Legendary West Indies fast bowler Andy Roberts made his first, of what will be several trips to Jamaica recently to assess that country’s preparations and needs for the Stanford 20/20 Tournament, scheduled for Summer 2006.
While in Jamaica, Roberts met with the members of the Jamaica Cricket Association (JCA) Cricket and Coaching Directorate including JCA President Jackie Hendricks and Brian Breese, JCA Cricket Operations Officer, and visited six playing facilities with JCA National Coach Director Jeffrey Dujon.
The Jamaica Carib Beer Squad, which was preparing for its first two matches against the Leewards and Windwards during Roberts’ visit also had the opportunity to hear from Roberts when he gave players a motivational talk in anticipation of their upcoming competition.
‘We were very satisfied with the meetings that were held with Andy Roberts,’ said Dujon. ‘General agreement was reached that the areas of assistance outlined by the JCA were in keeping with the thinking behind the Stanford proposal.’
According to Dujon, some of the areas that require attention are coaching, in particular ‘elite clinics’ in specialist areas such as fast bowling and off-spin; the employment of a third National Coach; increased development of the infrastructure including the use of the most modern methods and equipment; and the provision of a sports physiotherapist in addition to the nutritionist and physical trainer that will be supplied by Stanford to work with the team.
‘The JCA is on track with its plans for the Stanford 20/20 and I have no doubt that they will be coming out in full force come Summer 2006,’ said Roberts.
Each of the 19 local cricket boards who are part of the Stanford 20/20 programme will receive US$100,000 for the development of their facilities. An additional US$5000 per month is being provided for the upkeep of the facilities and another US$10,000 per month for coaching and player development for a grand total of US$280,000. The total amount being provided by Stanford to the 19 cricket boards is US$5.3 Million.

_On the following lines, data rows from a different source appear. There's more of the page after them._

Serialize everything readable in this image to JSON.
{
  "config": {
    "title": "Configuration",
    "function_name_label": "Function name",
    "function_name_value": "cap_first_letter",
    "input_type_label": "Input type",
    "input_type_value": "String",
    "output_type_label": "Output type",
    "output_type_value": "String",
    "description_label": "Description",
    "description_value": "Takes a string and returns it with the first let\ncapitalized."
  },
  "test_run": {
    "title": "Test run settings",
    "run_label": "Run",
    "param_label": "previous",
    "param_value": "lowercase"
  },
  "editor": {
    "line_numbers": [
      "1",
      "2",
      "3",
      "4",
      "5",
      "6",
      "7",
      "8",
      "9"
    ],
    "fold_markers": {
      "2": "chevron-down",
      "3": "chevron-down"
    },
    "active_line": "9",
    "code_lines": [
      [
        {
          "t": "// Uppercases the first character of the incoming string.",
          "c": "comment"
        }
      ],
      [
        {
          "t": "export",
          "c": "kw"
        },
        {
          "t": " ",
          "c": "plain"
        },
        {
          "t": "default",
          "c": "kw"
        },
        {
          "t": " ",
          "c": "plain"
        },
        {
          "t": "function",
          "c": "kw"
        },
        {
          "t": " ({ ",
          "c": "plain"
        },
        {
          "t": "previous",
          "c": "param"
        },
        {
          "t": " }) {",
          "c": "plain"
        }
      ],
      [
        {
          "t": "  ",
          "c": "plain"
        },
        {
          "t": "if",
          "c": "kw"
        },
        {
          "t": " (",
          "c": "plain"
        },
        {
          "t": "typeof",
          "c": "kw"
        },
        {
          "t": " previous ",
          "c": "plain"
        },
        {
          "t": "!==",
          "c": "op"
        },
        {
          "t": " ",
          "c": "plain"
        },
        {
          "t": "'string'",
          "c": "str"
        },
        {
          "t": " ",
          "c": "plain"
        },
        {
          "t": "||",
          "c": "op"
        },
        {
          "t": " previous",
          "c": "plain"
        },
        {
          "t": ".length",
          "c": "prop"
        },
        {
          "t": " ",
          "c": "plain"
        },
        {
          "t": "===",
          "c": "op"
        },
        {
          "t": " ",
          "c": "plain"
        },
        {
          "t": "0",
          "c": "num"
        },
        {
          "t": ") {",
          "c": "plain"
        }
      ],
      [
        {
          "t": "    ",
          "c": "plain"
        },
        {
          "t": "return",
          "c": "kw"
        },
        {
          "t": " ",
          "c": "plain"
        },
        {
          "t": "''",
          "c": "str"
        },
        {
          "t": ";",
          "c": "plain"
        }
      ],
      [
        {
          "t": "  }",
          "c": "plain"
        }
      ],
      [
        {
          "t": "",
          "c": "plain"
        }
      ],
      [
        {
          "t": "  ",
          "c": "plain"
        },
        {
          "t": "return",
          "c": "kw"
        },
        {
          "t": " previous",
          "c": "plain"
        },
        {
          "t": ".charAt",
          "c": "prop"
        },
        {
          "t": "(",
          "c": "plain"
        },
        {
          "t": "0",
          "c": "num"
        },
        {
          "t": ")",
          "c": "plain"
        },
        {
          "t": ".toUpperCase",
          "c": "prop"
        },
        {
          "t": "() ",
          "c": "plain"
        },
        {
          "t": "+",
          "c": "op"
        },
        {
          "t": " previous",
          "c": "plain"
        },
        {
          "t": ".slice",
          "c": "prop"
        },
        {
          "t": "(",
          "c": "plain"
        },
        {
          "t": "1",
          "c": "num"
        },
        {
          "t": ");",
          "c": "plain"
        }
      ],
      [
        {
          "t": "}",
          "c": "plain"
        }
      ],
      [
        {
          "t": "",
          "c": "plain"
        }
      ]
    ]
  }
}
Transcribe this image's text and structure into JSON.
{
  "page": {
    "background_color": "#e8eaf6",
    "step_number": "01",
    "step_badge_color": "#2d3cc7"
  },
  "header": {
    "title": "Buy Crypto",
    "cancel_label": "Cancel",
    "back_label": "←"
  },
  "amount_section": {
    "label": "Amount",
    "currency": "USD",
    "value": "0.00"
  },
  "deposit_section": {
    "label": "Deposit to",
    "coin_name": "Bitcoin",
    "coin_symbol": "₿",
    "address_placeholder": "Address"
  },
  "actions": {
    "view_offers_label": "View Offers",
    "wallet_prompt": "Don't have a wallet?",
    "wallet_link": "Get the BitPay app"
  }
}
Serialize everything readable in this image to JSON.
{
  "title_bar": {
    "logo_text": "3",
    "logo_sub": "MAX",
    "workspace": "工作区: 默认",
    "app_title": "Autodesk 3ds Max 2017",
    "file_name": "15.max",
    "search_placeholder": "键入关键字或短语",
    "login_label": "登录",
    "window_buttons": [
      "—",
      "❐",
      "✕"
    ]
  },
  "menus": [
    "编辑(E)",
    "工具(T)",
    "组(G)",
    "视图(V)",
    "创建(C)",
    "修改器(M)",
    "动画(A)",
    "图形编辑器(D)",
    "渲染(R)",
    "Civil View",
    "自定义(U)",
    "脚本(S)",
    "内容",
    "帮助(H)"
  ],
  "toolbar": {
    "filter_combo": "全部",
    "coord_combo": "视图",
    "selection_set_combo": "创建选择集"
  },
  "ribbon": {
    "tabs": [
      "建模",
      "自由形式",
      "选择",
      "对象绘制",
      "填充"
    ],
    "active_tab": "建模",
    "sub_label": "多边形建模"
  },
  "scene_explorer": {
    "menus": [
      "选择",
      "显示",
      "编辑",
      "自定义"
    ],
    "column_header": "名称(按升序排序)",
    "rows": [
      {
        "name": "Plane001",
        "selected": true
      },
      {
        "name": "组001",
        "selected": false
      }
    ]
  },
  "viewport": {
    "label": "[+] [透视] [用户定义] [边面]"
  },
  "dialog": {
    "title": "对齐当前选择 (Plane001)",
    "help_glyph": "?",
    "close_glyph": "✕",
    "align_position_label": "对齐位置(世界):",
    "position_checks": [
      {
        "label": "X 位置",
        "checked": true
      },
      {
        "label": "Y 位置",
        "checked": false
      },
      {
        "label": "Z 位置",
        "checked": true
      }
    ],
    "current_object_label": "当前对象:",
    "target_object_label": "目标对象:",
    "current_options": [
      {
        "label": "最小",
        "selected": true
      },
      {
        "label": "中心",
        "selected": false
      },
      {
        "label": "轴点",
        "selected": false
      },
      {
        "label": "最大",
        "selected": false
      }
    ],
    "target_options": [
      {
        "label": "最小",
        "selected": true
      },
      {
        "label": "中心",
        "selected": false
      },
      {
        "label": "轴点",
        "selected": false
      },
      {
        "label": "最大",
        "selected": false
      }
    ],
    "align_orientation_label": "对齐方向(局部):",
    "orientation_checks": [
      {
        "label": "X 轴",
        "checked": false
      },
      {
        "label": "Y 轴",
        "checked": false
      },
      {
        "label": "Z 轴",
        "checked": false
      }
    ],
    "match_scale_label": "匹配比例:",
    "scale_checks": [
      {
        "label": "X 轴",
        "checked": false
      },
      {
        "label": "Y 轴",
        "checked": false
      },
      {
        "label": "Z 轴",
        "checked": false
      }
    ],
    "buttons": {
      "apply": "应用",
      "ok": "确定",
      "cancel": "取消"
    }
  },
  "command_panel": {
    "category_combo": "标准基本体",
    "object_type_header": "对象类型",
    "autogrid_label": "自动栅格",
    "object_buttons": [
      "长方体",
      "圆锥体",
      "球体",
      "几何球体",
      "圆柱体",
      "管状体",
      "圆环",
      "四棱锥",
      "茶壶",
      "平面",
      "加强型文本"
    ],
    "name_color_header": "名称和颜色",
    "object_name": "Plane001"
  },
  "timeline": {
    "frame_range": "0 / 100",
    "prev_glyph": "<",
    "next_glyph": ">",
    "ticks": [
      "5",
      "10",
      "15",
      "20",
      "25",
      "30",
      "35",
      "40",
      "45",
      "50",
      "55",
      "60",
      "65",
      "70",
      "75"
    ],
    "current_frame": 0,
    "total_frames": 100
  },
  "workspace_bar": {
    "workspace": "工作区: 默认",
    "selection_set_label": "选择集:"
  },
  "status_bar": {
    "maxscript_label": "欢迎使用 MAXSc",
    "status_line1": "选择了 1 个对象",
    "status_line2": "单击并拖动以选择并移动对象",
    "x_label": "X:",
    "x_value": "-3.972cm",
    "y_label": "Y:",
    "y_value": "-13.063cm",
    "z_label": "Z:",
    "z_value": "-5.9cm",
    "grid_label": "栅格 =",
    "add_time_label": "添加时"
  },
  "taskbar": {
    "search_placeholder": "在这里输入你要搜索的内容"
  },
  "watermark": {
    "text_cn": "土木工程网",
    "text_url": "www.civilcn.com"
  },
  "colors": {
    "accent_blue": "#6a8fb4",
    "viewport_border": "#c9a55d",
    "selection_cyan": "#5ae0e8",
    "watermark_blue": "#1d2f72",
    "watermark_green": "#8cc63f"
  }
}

Visits such as Andy Roberts’ are part of Stanford’s strategy to prepare the countries as much as possible for the Tournament. Each legend has ‘adopted’ at least one of the 19 countries, and will act as advisors to the local cricket boards and liaisons between the tournament’s organizing committee. They will also travel regularly to the jurisdiction to view the progress of the teams and offer any assistance necessary.